PROBLEM TO WORK ON. Answer with the number of lines in the records that contain "name" and with nothing else.

SUPPLIED DATA.

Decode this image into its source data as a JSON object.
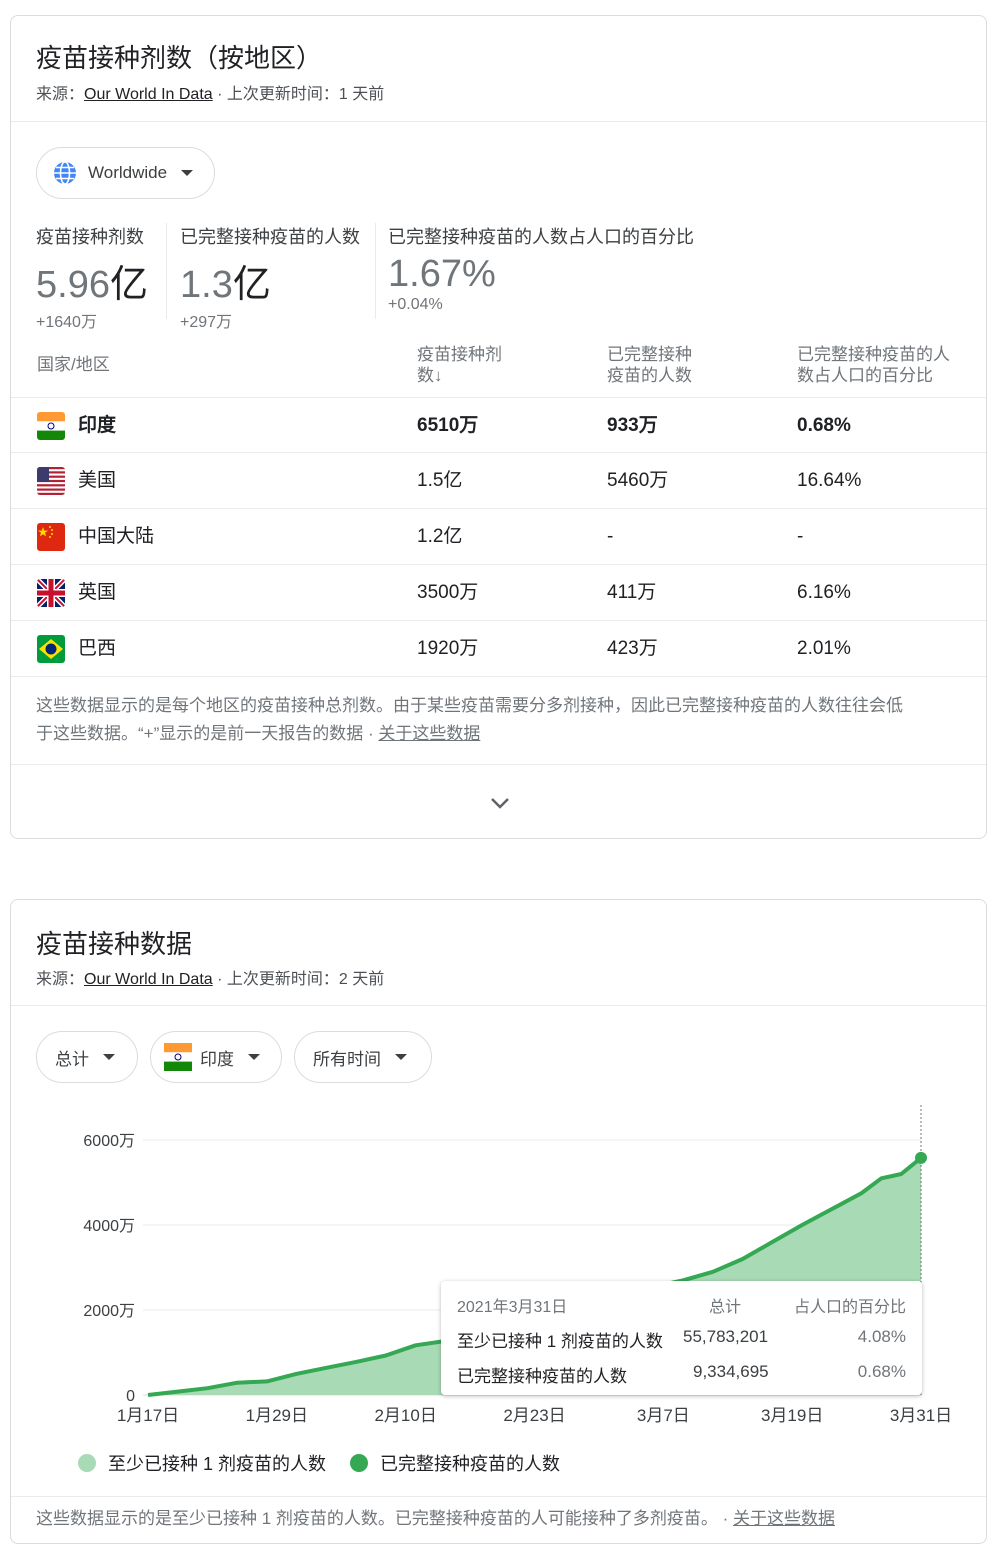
{
  "card1": {
    "title": "疫苗接种剂数（按地区）",
    "source_prefix": "来源：",
    "source_link": "Our World In Data",
    "source_suffix": " · 上次更新时间：1 天前",
    "region_chip": {
      "label": "Worldwide",
      "icon": "globe-icon"
    },
    "stats": [
      {
        "label": "疫苗接种剂数",
        "value": "5.96",
        "unit": "亿",
        "delta": "+1640万"
      },
      {
        "label": "已完整接种疫苗的人数",
        "value": "1.3",
        "unit": "亿",
        "delta": "+297万"
      },
      {
        "label": "已完整接种疫苗的人数占人口的百分比",
        "value": "1.67%",
        "unit": "",
        "delta": "+0.04%"
      }
    ],
    "table": {
      "headers": {
        "region": "国家/地区",
        "doses_line1": "疫苗接种剂",
        "doses_line2": "数↓",
        "full_line1": "已完整接种",
        "full_line2": "疫苗的人数",
        "pct_line1": "已完整接种疫苗的人",
        "pct_line2": "数占人口的百分比"
      },
      "rows": [
        {
          "flag": "india-flag",
          "region": "印度",
          "doses": "6510万",
          "full": "933万",
          "pct": "0.68%"
        },
        {
          "flag": "usa-flag",
          "region": "美国",
          "doses": "1.5亿",
          "full": "5460万",
          "pct": "16.64%"
        },
        {
          "flag": "china-flag",
          "region": "中国大陆",
          "doses": "1.2亿",
          "full": "-",
          "pct": "-"
        },
        {
          "flag": "uk-flag",
          "region": "英国",
          "doses": "3500万",
          "full": "411万",
          "pct": "6.16%"
        },
        {
          "flag": "brazil-flag",
          "region": "巴西",
          "doses": "1920万",
          "full": "423万",
          "pct": "2.01%"
        }
      ]
    },
    "note_line1": "这些数据显示的是每个地区的疫苗接种总剂数。由于某些疫苗需要分多剂接种，因此已完整接种疫苗的人数往往会低",
    "note_line2": "于这些数据。“+”显示的是前一天报告的数据 · ",
    "note_link": "关于这些数据",
    "expand_icon": "chevron-down-icon"
  },
  "card2": {
    "title": "疫苗接种数据",
    "source_prefix": "来源：",
    "source_link": "Our World In Data",
    "source_suffix": " · 上次更新时间：2 天前",
    "chips": {
      "metric": "总计",
      "country": "印度",
      "range": "所有时间"
    },
    "tooltip": {
      "date": "2021年3月31日",
      "col_total": "总计",
      "col_pct": "占人口的百分比",
      "rows": [
        {
          "label": "至少已接种 1 剂疫苗的人数",
          "total": "55,783,201",
          "pct": "4.08%"
        },
        {
          "label": "已完整接种疫苗的人数",
          "total": "9,334,695",
          "pct": "0.68%"
        }
      ]
    },
    "legend": [
      "至少已接种 1 剂疫苗的人数",
      "已完整接种疫苗的人数"
    ],
    "note": "这些数据显示的是至少已接种 1 剂疫苗的人数。已完整接种疫苗的人可能接种了多剂疫苗。",
    "note_sep": " · ",
    "note_link": "关于这些数据"
  },
  "chart_data": {
    "type": "area",
    "x_tick_labels": [
      "1月17日",
      "1月29日",
      "2月10日",
      "2月23日",
      "3月7日",
      "3月19日",
      "3月31日"
    ],
    "y_tick_labels": [
      "0",
      "2000万",
      "4000万",
      "6000万"
    ],
    "ylim": [
      0,
      60000000
    ],
    "xlim_days": [
      0,
      78
    ],
    "series": [
      {
        "name": "至少已接种 1 剂疫苗的人数",
        "color": "#a8dab5",
        "x_days": [
          0,
          3,
          6,
          9,
          12,
          15,
          18,
          21,
          24,
          27,
          30,
          33,
          36,
          39,
          42,
          45,
          48,
          51,
          54,
          57,
          60,
          63,
          66,
          68,
          70,
          72,
          74,
          76,
          78
        ],
        "values": [
          0,
          800000,
          1600000,
          2900000,
          3200000,
          5000000,
          6400000,
          7800000,
          9300000,
          11700000,
          12700000,
          14200000,
          15900000,
          18000000,
          20000000,
          22000000,
          24000000,
          25500000,
          27000000,
          29000000,
          32000000,
          36000000,
          40000000,
          42500000,
          45000000,
          47500000,
          51000000,
          52000000,
          55783201
        ]
      },
      {
        "name": "已完整接种疫苗的人数",
        "color": "#34a853",
        "values_note": "",
        "x_days": [
          0,
          78
        ],
        "values": [
          0,
          9334695
        ]
      }
    ],
    "grid": true,
    "legend_position": "bottom-left",
    "highlight_point": {
      "x_day": 78,
      "value": 55783201
    }
  }
}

SOLVED EXERCISE. 2